Do you mind telling me a bit about why you and other members of the project committee wanted to establish a Hindu shrine at the MFC?
Anvesh Jain: When the Multi-Faith Center was first established, and the Main Activity Hall was built, they were already thinking back then about making space for a Hindu shrine. After such a long while, the idea was brought up again, and so the MFC reached out to the community about convening a student-led committee to oversee the project. We wanted to do this as a marker of representation, to show that Hindus are one of the largest faith groups around, and that we’re committed to preserving our culture and traditions within the wider fabric of Canadian life. Now students will be able to gather in a religious context for major festivals like Diwali and Holi, and the shrine can serve as a space for comfort and communal belonging. We felt that we were contributing to something greater than us, something that would go beyond just our time at UofT.

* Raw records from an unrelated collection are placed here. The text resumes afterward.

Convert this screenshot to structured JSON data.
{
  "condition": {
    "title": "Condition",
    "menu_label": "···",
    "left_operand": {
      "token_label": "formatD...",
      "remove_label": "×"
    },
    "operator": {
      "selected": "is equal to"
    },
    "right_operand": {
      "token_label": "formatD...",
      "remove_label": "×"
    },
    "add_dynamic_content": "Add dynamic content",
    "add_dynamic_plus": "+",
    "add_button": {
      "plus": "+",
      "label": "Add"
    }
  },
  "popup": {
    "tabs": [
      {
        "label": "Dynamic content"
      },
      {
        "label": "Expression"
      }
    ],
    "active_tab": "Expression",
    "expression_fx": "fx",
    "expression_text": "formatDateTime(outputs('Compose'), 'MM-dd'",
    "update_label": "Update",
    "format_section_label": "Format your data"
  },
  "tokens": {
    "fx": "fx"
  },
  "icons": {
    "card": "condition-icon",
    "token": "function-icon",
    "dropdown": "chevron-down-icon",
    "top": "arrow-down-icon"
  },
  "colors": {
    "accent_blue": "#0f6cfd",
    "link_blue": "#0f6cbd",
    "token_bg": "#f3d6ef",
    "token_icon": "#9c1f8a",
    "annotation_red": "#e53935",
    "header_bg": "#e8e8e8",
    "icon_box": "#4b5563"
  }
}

How did you go about installing the shrine? What was the process like? How long did it take?
A. J. : Realistically, it was a process that took many months. The committee was convened in early 2020, and we had to start from scratch. That meant taking physical tours of the MFC to find a suitable space, and running into unexpected problems like making sure the direction of the shrine was in accordance with Hindu architectural scriptures (Vastu Shastras). Then there was the question of picking which murtis of deities to represent, which can be quite difficult when trying to capture the sheer breadth of Hindu worship and experience. Finally, we had to determine a feasible budget for everything, since much of the project costs were to be funded on our own.
Over the course of the summer, we reached out to suppliers both in India (for the large centrepiece Ganesh murti), as well as local GTA stores for the six smaller murtis. Then by the return of school in the Fall, a lot of the logistics began coming together around our online fundraising strategy, the date for the inauguration ceremony, and the ceremony itself.

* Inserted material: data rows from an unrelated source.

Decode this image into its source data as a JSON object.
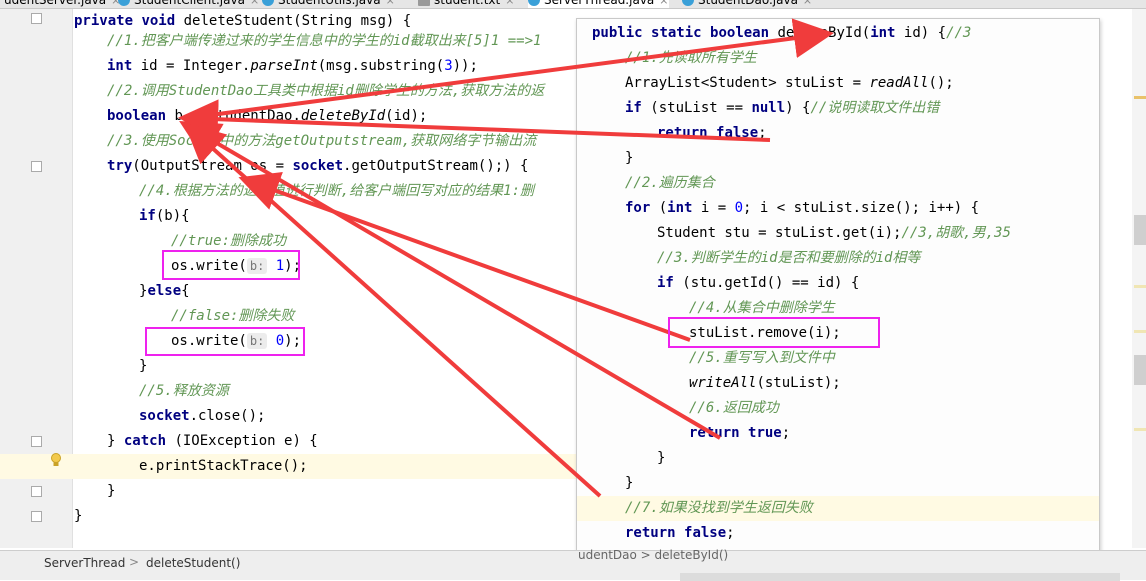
{
  "tabs": [
    {
      "label": "udentServer.java",
      "icon": "java-class-icon"
    },
    {
      "label": "StudentClient.java",
      "icon": "java-class-icon"
    },
    {
      "label": "StudentUtils.java",
      "icon": "java-class-icon"
    },
    {
      "label": "student.txt",
      "icon": "text-file-icon"
    },
    {
      "label": "ServerThread.java",
      "icon": "java-class-icon",
      "active": true
    },
    {
      "label": "StudentDao.java",
      "icon": "java-class-icon"
    }
  ],
  "editor": {
    "lines": [
      {
        "t": [
          {
            "c": "kw",
            "v": "private"
          },
          {
            "v": " "
          },
          {
            "c": "kw",
            "v": "void"
          },
          {
            "v": " deleteStudent(String msg) {"
          }
        ]
      },
      {
        "t": [
          {
            "c": "cm",
            "v": "//1.把客户端传递过来的学生信息中的学生的id截取出来[5]1 ==>1"
          }
        ]
      },
      {
        "t": [
          {
            "c": "kw",
            "v": "int"
          },
          {
            "v": " id = Integer."
          },
          {
            "c": "it",
            "v": "parseInt"
          },
          {
            "v": "(msg.substring("
          },
          {
            "c": "num",
            "v": "3"
          },
          {
            "v": "));"
          }
        ]
      },
      {
        "t": [
          {
            "c": "cm",
            "v": "//2.调用StudentDao工具类中根据id删除学生的方法,获取方法的返"
          }
        ]
      },
      {
        "t": [
          {
            "c": "kw",
            "v": "boolean"
          },
          {
            "v": " b = StudentDao."
          },
          {
            "c": "it",
            "v": "deleteById"
          },
          {
            "v": "(id);"
          }
        ]
      },
      {
        "t": [
          {
            "c": "cm",
            "v": "//3.使用Socket中的方法getOutputstream,获取网络字节输出流"
          }
        ]
      },
      {
        "t": [
          {
            "c": "kw",
            "v": "try"
          },
          {
            "v": "(OutputStream os = "
          },
          {
            "c": "kw",
            "v": "socket"
          },
          {
            "v": ".getOutputStream();) {"
          }
        ]
      },
      {
        "t": [
          {
            "c": "cm",
            "v": "//4.根据方法的返回值进行判断,给客户端回写对应的结果1:删"
          }
        ]
      },
      {
        "t": [
          {
            "c": "kw",
            "v": "if"
          },
          {
            "v": "(b){"
          }
        ]
      },
      {
        "t": [
          {
            "c": "cm",
            "v": "//true:删除成功"
          }
        ]
      },
      {
        "t": [
          {
            "v": "os.write("
          },
          {
            "c": "hint",
            "v": "b:"
          },
          {
            "c": "num",
            "v": " 1"
          },
          {
            "v": ");"
          }
        ]
      },
      {
        "t": [
          {
            "v": "}"
          },
          {
            "c": "kw",
            "v": "else"
          },
          {
            "v": "{"
          }
        ]
      },
      {
        "t": [
          {
            "c": "cm",
            "v": "//false:删除失败"
          }
        ]
      },
      {
        "t": [
          {
            "v": "os.write("
          },
          {
            "c": "hint",
            "v": "b:"
          },
          {
            "c": "num",
            "v": " 0"
          },
          {
            "v": ");"
          }
        ]
      },
      {
        "t": [
          {
            "v": "}"
          }
        ]
      },
      {
        "t": [
          {
            "c": "cm",
            "v": "//5.释放资源"
          }
        ]
      },
      {
        "t": [
          {
            "c": "kw",
            "v": "socket"
          },
          {
            "v": ".close();"
          }
        ]
      },
      {
        "t": [
          {
            "v": "} "
          },
          {
            "c": "kw",
            "v": "catch"
          },
          {
            "v": " (IOException e) {"
          }
        ]
      },
      {
        "t": [
          {
            "v": "e.printStackTrace();"
          }
        ]
      },
      {
        "t": [
          {
            "v": "}"
          }
        ]
      },
      {
        "t": [
          {
            "v": "}"
          }
        ]
      }
    ]
  },
  "popup": {
    "lines": [
      {
        "t": [
          {
            "c": "kw",
            "v": "public"
          },
          {
            "v": " "
          },
          {
            "c": "kw",
            "v": "static"
          },
          {
            "v": " "
          },
          {
            "c": "kw",
            "v": "boolean"
          },
          {
            "v": " deleteById("
          },
          {
            "c": "kw",
            "v": "int"
          },
          {
            "v": " id) {"
          },
          {
            "c": "cm",
            "v": "//3"
          }
        ]
      },
      {
        "t": [
          {
            "c": "cm",
            "v": "//1.先读取所有学生"
          }
        ]
      },
      {
        "t": [
          {
            "v": "ArrayList<Student> stuList = "
          },
          {
            "c": "it",
            "v": "readAll"
          },
          {
            "v": "();"
          }
        ]
      },
      {
        "t": [
          {
            "c": "kw",
            "v": "if"
          },
          {
            "v": " (stuList == "
          },
          {
            "c": "kw",
            "v": "null"
          },
          {
            "v": ") {"
          },
          {
            "c": "cm",
            "v": "//说明读取文件出错"
          }
        ]
      },
      {
        "t": [
          {
            "c": "kw",
            "v": "return"
          },
          {
            "v": " "
          },
          {
            "c": "kw",
            "v": "false"
          },
          {
            "v": ";"
          }
        ]
      },
      {
        "t": [
          {
            "v": "}"
          }
        ]
      },
      {
        "t": [
          {
            "c": "cm",
            "v": "//2.遍历集合"
          }
        ]
      },
      {
        "t": [
          {
            "c": "kw",
            "v": "for"
          },
          {
            "v": " ("
          },
          {
            "c": "kw",
            "v": "int"
          },
          {
            "v": " i = "
          },
          {
            "c": "num",
            "v": "0"
          },
          {
            "v": "; i < stuList.size(); i++) {"
          }
        ]
      },
      {
        "t": [
          {
            "v": "Student stu = stuList.get(i);"
          },
          {
            "c": "cm",
            "v": "//3,胡歌,男,35"
          }
        ]
      },
      {
        "t": [
          {
            "c": "cm",
            "v": "//3.判断学生的id是否和要删除的id相等"
          }
        ]
      },
      {
        "t": [
          {
            "c": "kw",
            "v": "if"
          },
          {
            "v": " (stu.getId() == id) {"
          }
        ]
      },
      {
        "t": [
          {
            "c": "cm",
            "v": "//4.从集合中删除学生"
          }
        ]
      },
      {
        "t": [
          {
            "v": "stuList.remove(i);"
          }
        ]
      },
      {
        "t": [
          {
            "c": "cm",
            "v": "//5.重写写入到文件中"
          }
        ]
      },
      {
        "t": [
          {
            "c": "it",
            "v": "writeAll"
          },
          {
            "v": "(stuList);"
          }
        ]
      },
      {
        "t": [
          {
            "c": "cm",
            "v": "//6.返回成功"
          }
        ]
      },
      {
        "t": [
          {
            "c": "kw",
            "v": "return"
          },
          {
            "v": " "
          },
          {
            "c": "kw",
            "v": "true"
          },
          {
            "v": ";"
          }
        ]
      },
      {
        "t": [
          {
            "v": "}"
          }
        ]
      },
      {
        "t": [
          {
            "v": "}"
          }
        ]
      },
      {
        "t": [
          {
            "c": "cm",
            "v": "//7.如果没找到学生返回失败"
          }
        ]
      },
      {
        "t": [
          {
            "c": "kw",
            "v": "return"
          },
          {
            "v": " "
          },
          {
            "c": "kw",
            "v": "false"
          },
          {
            "v": ";"
          }
        ]
      },
      {
        "t": [
          {
            "v": "}"
          }
        ]
      }
    ]
  },
  "breadcrumb": {
    "items": [
      "ServerThread",
      "deleteStudent()"
    ],
    "popup_crumb": "udentDao > deleteById()"
  },
  "colors": {
    "annotation_arrow": "#f03c3c",
    "box_highlight": "#ee22ee",
    "comment": "#629755",
    "keyword": "#000080",
    "number": "#0000ff"
  }
}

Did you receive a lot of support/help from outside the project committee?
A. J. : Tons! Though the project committee coordinated most aspects, the project as a whole would have been impossible without the generous support of both the University and the global Hindu community. We had 68 donors through our GoFundMe page who covered the bulk of the costs for decorations and the murtis themselves. Richard Chambers of the MFC was an incredibly supportive and helpful figure, and he helped us navigate the process at every turn. We owe so much to him, and he has our gratitude, especially in covering some unexpected contracting fees that cropped up in the latter stages of the project.
Then there were others from the MFC like building managers and contractors who arranged for us to visit the site under COVID conditions, and helped make architectural adjustments to the shrine including a functioning security gate. We had to reach out to higher-ups from the Faculty of Arts and Science to get permission to conduct the ceremony on Diwali with a small group of students – and of course, the rest is history!
Did COVID hinder your plans at all?
A. J. : Very much so. Our original plan was to inaugurate the shrine sometime in early summer, around when school was out after winter semester. That got pushed back, and then much of our communications and organizing had to go online and across continents over the long break. In fact, between March and October I don’t think we even had the opportunity to meet physically. COVID changed some things, and it made the inauguration ceremony much smaller than we were hoping. Ideally, we wanted the shrine to be open to continuous student use, but that will now have to wait until post-COVID (whenever that’ll be).
While COVID did change our plans, I’m glad that everything shook out the way it did in the end. The timing lined up with the auspicious occasion of Diwali, and I think people felt hopeful and happy that life and project-work is still ongoing in the midst of the pandemic. To me, that’s entirely the point of religion and exercises in faith – a method of bringing hope to the spirit and a sense of togetherness in times of trepidation. We’ll get through this, and when we do, we’ll celebrate with ladoos and sweets at the MFC Shrine in the upcoming year, God willing.
Hopefully the Multi-Faith Centre will reopen in the not too distant future so that the shrine can be appreciated by the broader community. Thank you again and congratulations, Anvesh!
*all images are curtesy of the Murti-Project–University of Toronto*